■ **Exercise brief**
Return the entries verbatim and drop every picture.

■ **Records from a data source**
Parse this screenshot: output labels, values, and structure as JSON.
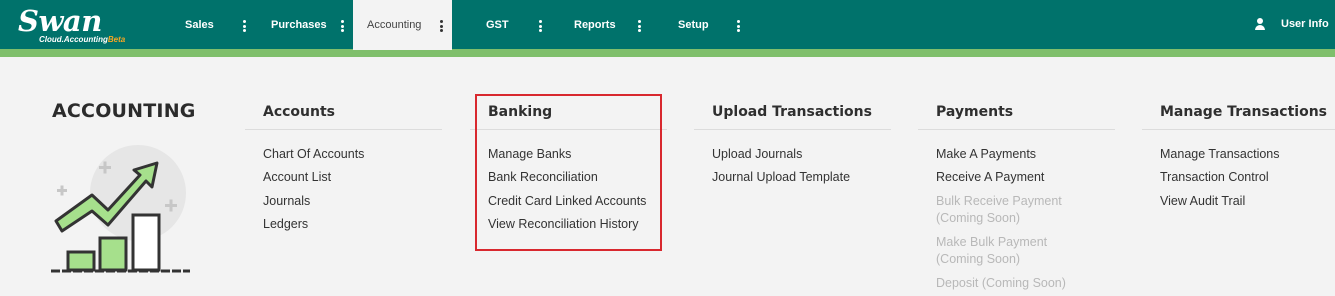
{
  "brand": {
    "name": "Swan",
    "tagline": "Cloud.Accounting",
    "beta": "Beta"
  },
  "nav": {
    "items": [
      {
        "label": "Sales"
      },
      {
        "label": "Purchases"
      },
      {
        "label": "Accounting"
      },
      {
        "label": "GST"
      },
      {
        "label": "Reports"
      },
      {
        "label": "Setup"
      }
    ],
    "active": "Accounting",
    "user_label": "User Info"
  },
  "page": {
    "title": "ACCOUNTING"
  },
  "menu": {
    "accounts": {
      "header": "Accounts",
      "links": [
        "Chart Of Accounts",
        "Account List",
        "Journals",
        "Ledgers"
      ]
    },
    "banking": {
      "header": "Banking",
      "links": [
        "Manage Banks",
        "Bank Reconciliation",
        "Credit Card Linked Accounts",
        "View Reconciliation History"
      ]
    },
    "upload": {
      "header": "Upload Transactions",
      "links": [
        "Upload Journals",
        "Journal Upload Template"
      ]
    },
    "payments": {
      "header": "Payments",
      "links": [
        "Make A Payments",
        "Receive A Payment"
      ],
      "disabled": [
        {
          "line1": "Bulk Receive Payment",
          "line2": "(Coming Soon)"
        },
        {
          "line1": "Make Bulk Payment",
          "line2": "(Coming Soon)"
        },
        {
          "line1": "Deposit (Coming Soon)"
        }
      ]
    },
    "manage": {
      "header": "Manage Transactions",
      "links": [
        "Manage Transactions",
        "Transaction Control",
        "View Audit Trail"
      ]
    }
  },
  "colors": {
    "topbar": "#00726b",
    "accent_line": "#7fbf6b",
    "highlight": "#d8282e",
    "chart_green": "#a6e08c"
  },
  "icons": [
    "kebab-menu-icon",
    "user-icon",
    "growth-chart-illustration"
  ]
}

■ **Response to this task**
Parse this screenshot: output labels, values, and structure as JSON.
{
  "brand": {
    "name": "Swan",
    "tagline": "Cloud.Accounting",
    "beta": "Beta"
  },
  "nav": {
    "items": [
      {
        "label": "Sales"
      },
      {
        "label": "Purchases"
      },
      {
        "label": "Accounting"
      },
      {
        "label": "GST"
      },
      {
        "label": "Reports"
      },
      {
        "label": "Setup"
      }
    ],
    "active": "Accounting",
    "user_label": "User Info"
  },
  "page": {
    "title": "ACCOUNTING"
  },
  "menu": {
    "accounts": {
      "header": "Accounts",
      "links": [
        "Chart Of Accounts",
        "Account List",
        "Journals",
        "Ledgers"
      ]
    },
    "banking": {
      "header": "Banking",
      "links": [
        "Manage Banks",
        "Bank Reconciliation",
        "Credit Card Linked Accounts",
        "View Reconciliation History"
      ]
    },
    "upload": {
      "header": "Upload Transactions",
      "links": [
        "Upload Journals",
        "Journal Upload Template"
      ]
    },
    "payments": {
      "header": "Payments",
      "links": [
        "Make A Payments",
        "Receive A Payment"
      ],
      "disabled": [
        {
          "line1": "Bulk Receive Payment",
          "line2": "(Coming Soon)"
        },
        {
          "line1": "Make Bulk Payment",
          "line2": "(Coming Soon)"
        },
        {
          "line1": "Deposit (Coming Soon)"
        }
      ]
    },
    "manage": {
      "header": "Manage Transactions",
      "links": [
        "Manage Transactions",
        "Transaction Control",
        "View Audit Trail"
      ]
    }
  },
  "colors": {
    "topbar": "#00726b",
    "accent_line": "#7fbf6b",
    "highlight": "#d8282e",
    "chart_green": "#a6e08c"
  },
  "icons": [
    "kebab-menu-icon",
    "user-icon",
    "growth-chart-illustration"
  ]
}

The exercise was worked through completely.